The air and sea global freight industry are confirming that a “return to the norm” is months away, some have suggested September or longer until both a full return to productive work and sufficient supply chains are in place.
The world’s biggest container ship operator says the impacts from the coronavirus will send its company to an unexpected fourth-quarter loss.
Lars Jense, from SeaIntelligence in Copenhagen said the loss of traffic was running at 300,000 containers a week.
“This would cause a logistical crunch in Europe in early March even if the epidemic is brought under control quickly,” Lars said.
A.P. Moeller-Maersk A/S said on Thursday that it has canceled dozens of sailings out of China since late January due to factories extending its shut down period over the Lunar New Year holiday.
Soren Skou, Maersk Chief Executive said in an interview that the company has struggled to resume production and quarantines and travel restrictions aimed at containing the spread of the virus have had “a huge impact” on China’s export volumes.
“It’s also hurting import volumes with not enough truck drivers to move things around,” he said.

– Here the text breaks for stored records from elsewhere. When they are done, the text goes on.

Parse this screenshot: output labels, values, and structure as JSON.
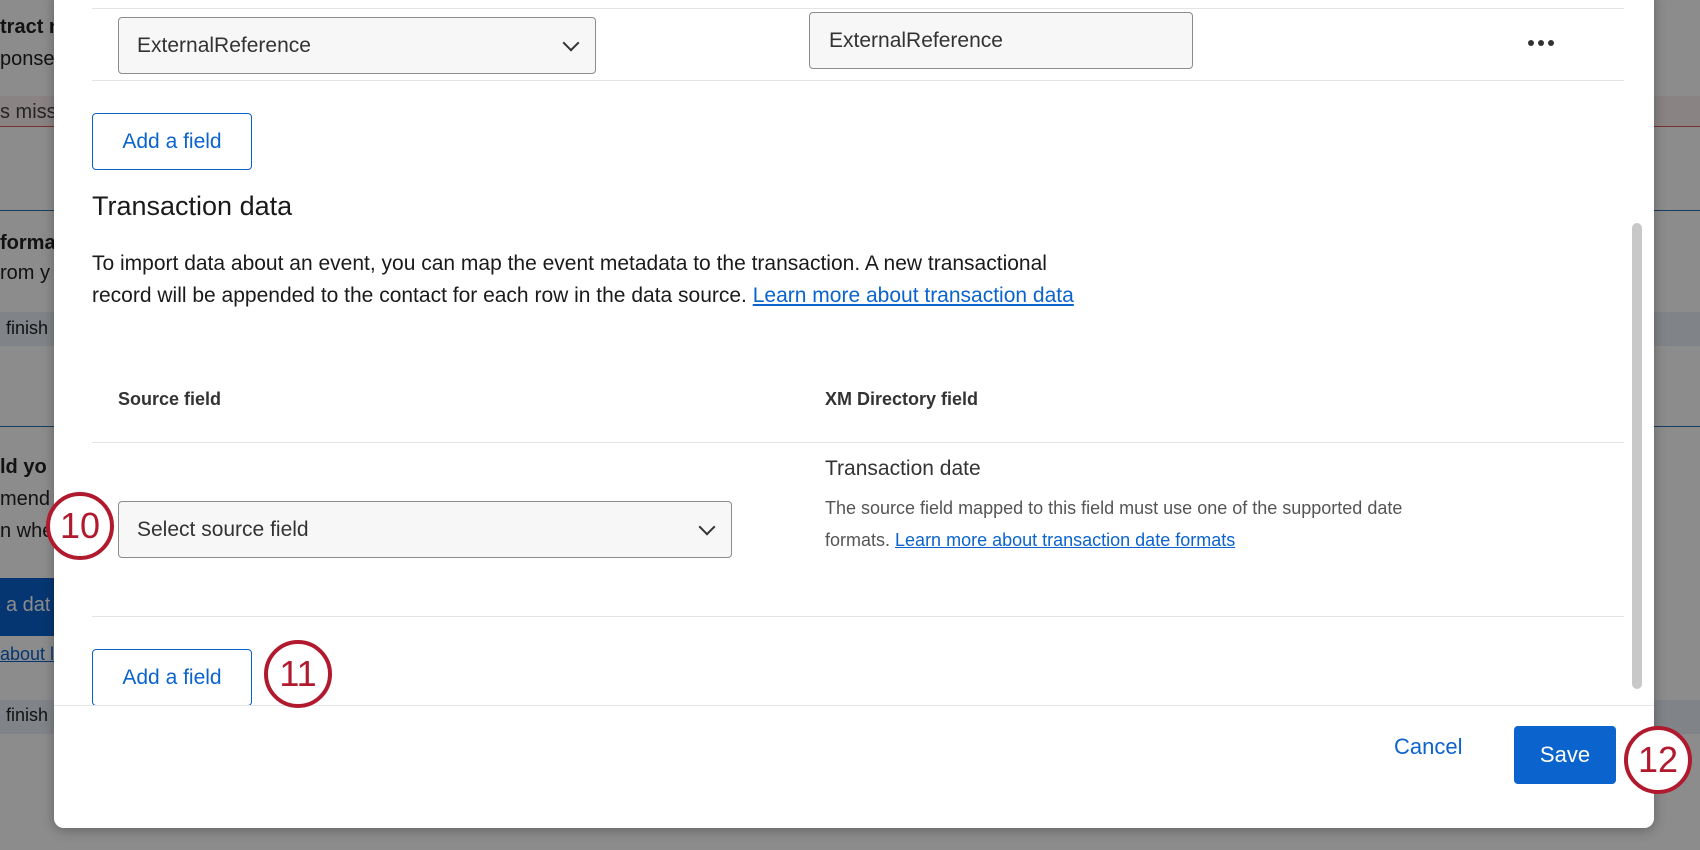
{
  "background_page": {
    "fragments": [
      "tract n",
      "ponse",
      "s missi",
      "forma",
      "rom y",
      "finish",
      "ld yo",
      "mend",
      "n whe",
      "a dat",
      "about l",
      "finish"
    ]
  },
  "modal": {
    "previous_mapping": {
      "source_select_value": "ExternalReference",
      "target_field_value": "ExternalReference",
      "more_options_icon": "more-horizontal-icon"
    },
    "add_field_top_label": "Add a field",
    "transaction": {
      "title": "Transaction data",
      "description": "To import data about an event, you can map the event metadata to the transaction. A new transactional record will be appended to the contact for each row in the data source.",
      "learn_more_link": "Learn more about transaction data",
      "columns": {
        "source": "Source field",
        "target": "XM Directory field"
      },
      "row": {
        "source_placeholder": "Select source field",
        "target_title": "Transaction date",
        "target_help": "The source field mapped to this field must use one of the supported date formats.",
        "target_help_link": "Learn more about transaction date formats"
      },
      "add_field_label": "Add a field"
    },
    "footer": {
      "cancel_label": "Cancel",
      "save_label": "Save"
    }
  },
  "callouts": [
    "10",
    "11",
    "12"
  ],
  "colors": {
    "accent": "#0b63ce",
    "callout": "#b11a2e"
  }
}
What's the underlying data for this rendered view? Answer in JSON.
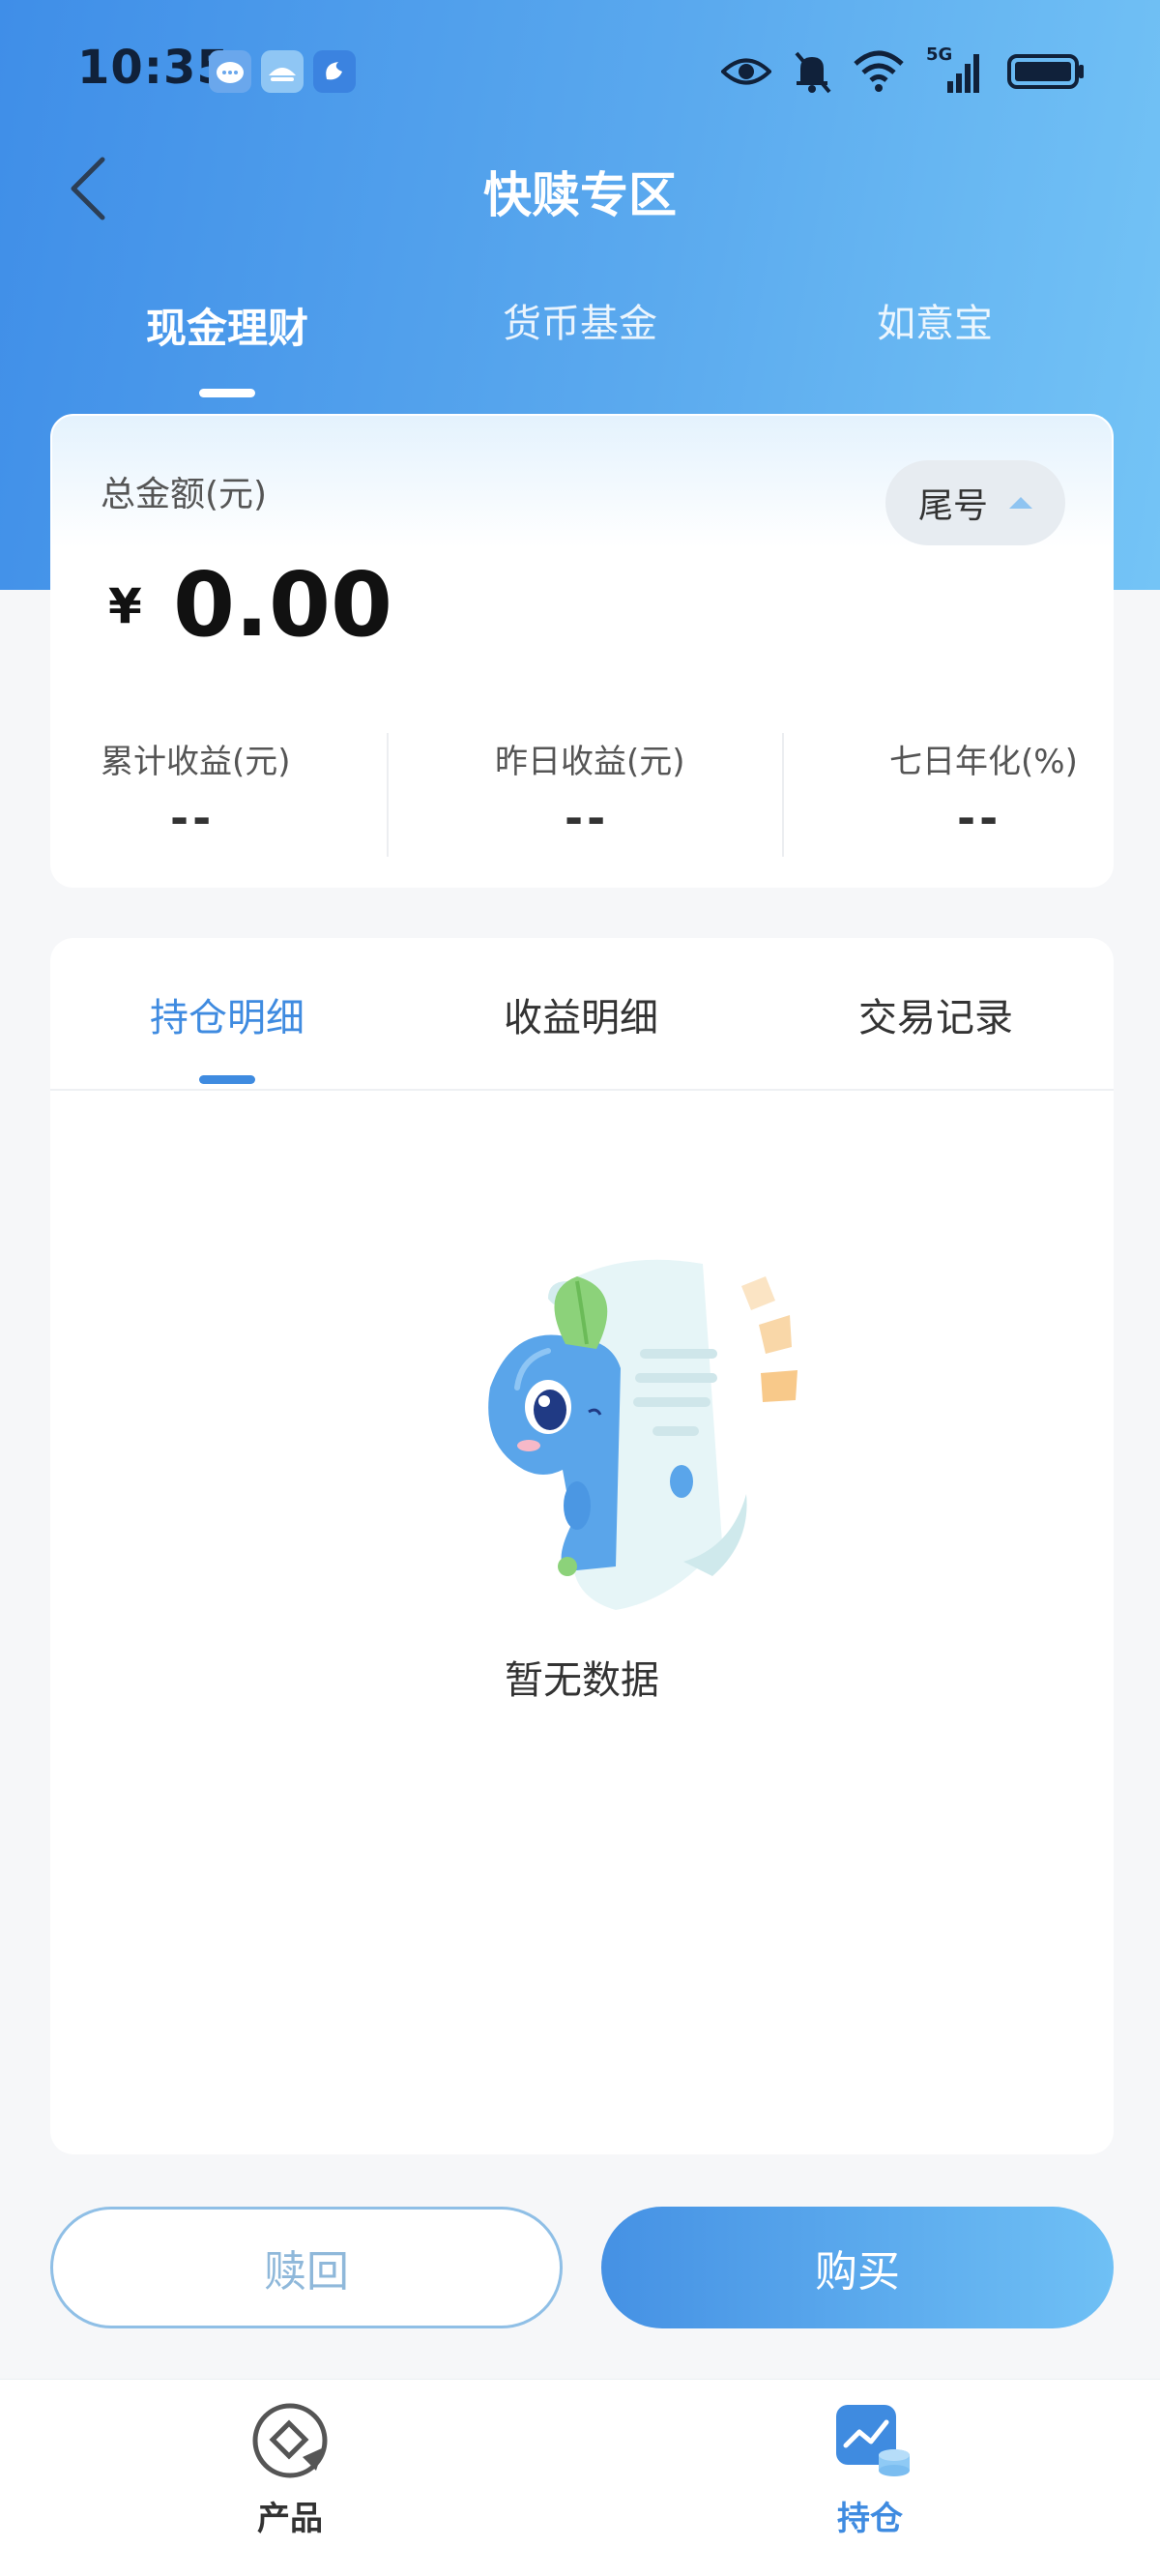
{
  "status_bar": {
    "time": "10:35",
    "network": "5G",
    "icons": [
      "message-app-icon",
      "weather-app-icon",
      "browser-app-icon",
      "eye-icon",
      "bell-muted-icon",
      "wifi-icon",
      "signal-icon",
      "battery-icon"
    ]
  },
  "header": {
    "title": "快赎专区",
    "tabs": [
      {
        "label": "现金理财",
        "active": true
      },
      {
        "label": "货币基金",
        "active": false
      },
      {
        "label": "如意宝",
        "active": false
      }
    ]
  },
  "summary": {
    "total_label": "总金额(元)",
    "tail_label": "尾号",
    "currency": "¥",
    "amount": "0.00",
    "metrics": [
      {
        "label": "累计收益(元)",
        "value": "--"
      },
      {
        "label": "昨日收益(元)",
        "value": "--"
      },
      {
        "label": "七日年化(%)",
        "value": "--"
      }
    ]
  },
  "details": {
    "tabs": [
      {
        "label": "持仓明细",
        "active": true
      },
      {
        "label": "收益明细",
        "active": false
      },
      {
        "label": "交易记录",
        "active": false
      }
    ],
    "empty_text": "暂无数据"
  },
  "actions": {
    "redeem_label": "赎回",
    "buy_label": "购买"
  },
  "bottom_nav": {
    "items": [
      {
        "label": "产品",
        "active": false,
        "icon": "product-icon"
      },
      {
        "label": "持仓",
        "active": true,
        "icon": "holdings-icon"
      }
    ]
  },
  "colors": {
    "accent": "#3f8be0",
    "header_start": "#3f8ee8",
    "header_end": "#74c4f6"
  }
}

The World Health Organisation declared the disease as a global health emergency, that has claimed the lives of more than 2,600 people globally, the vast majority in China.
Shipping data group Alphaliner said in a report this week that carriers had pulled a total of 1.67 million containers of capacity from China services since the start of the Lunar New Year holiday.
An updated “return to work” date was implemented on Monday February 24 in China.
Container lines have lost a total of $2.3 billion (US$1.5 billion) in business since then, the report said.
The Wall Street Journal reported that Maersk, which is seen as a barometer of global trade, reported a revenue fall of 5.6% to $9.67 billion, missing expectations of $9.94 billion, as its shipping unit lowered capacity to adjust to market conditions.
“Maersk, which is seen as a barometer of global trade, reported a revenue fall of 5.6% to $9.67 billion, missing expectations of $9.94 billion, as its shipping unit lowered capacity to adjust to market conditions,” The Wall Street Journal reported.
The Freight and Trade Alliance (FTA) said there is of course also a global supply chain / economic issue happening at the same time that has been fueled by the fact that this outbreak has come on top of the Lunar New Year.
“Factories that are staffed, in many cases, do not have a full roll call and quite possibly do not have the raw materials to commence manufacture,” The update sent to members of the FTA said on Friday.
Transport companies are short of staff thereby creating a lack of trucks to transport goods that are available.
“Ports are congested, reefer plugs in many ports are full and containers are being diverted to other ports to remain on power and surcharges have been applied by some shipping lines to cover these costs,” FTA said.
Companies globally are trying to source goods from other parts of the world and those suppliers will not be able to fully address all requests so shelf stocks will slowly start to reduce.
The Daily Telegraph reported that refrigerated ships full of frozen food (reefers) are unable to enter Chinese ports because the berths are taken and they cannot tap into electricity chargers. Meat supplies are spoiling at sea.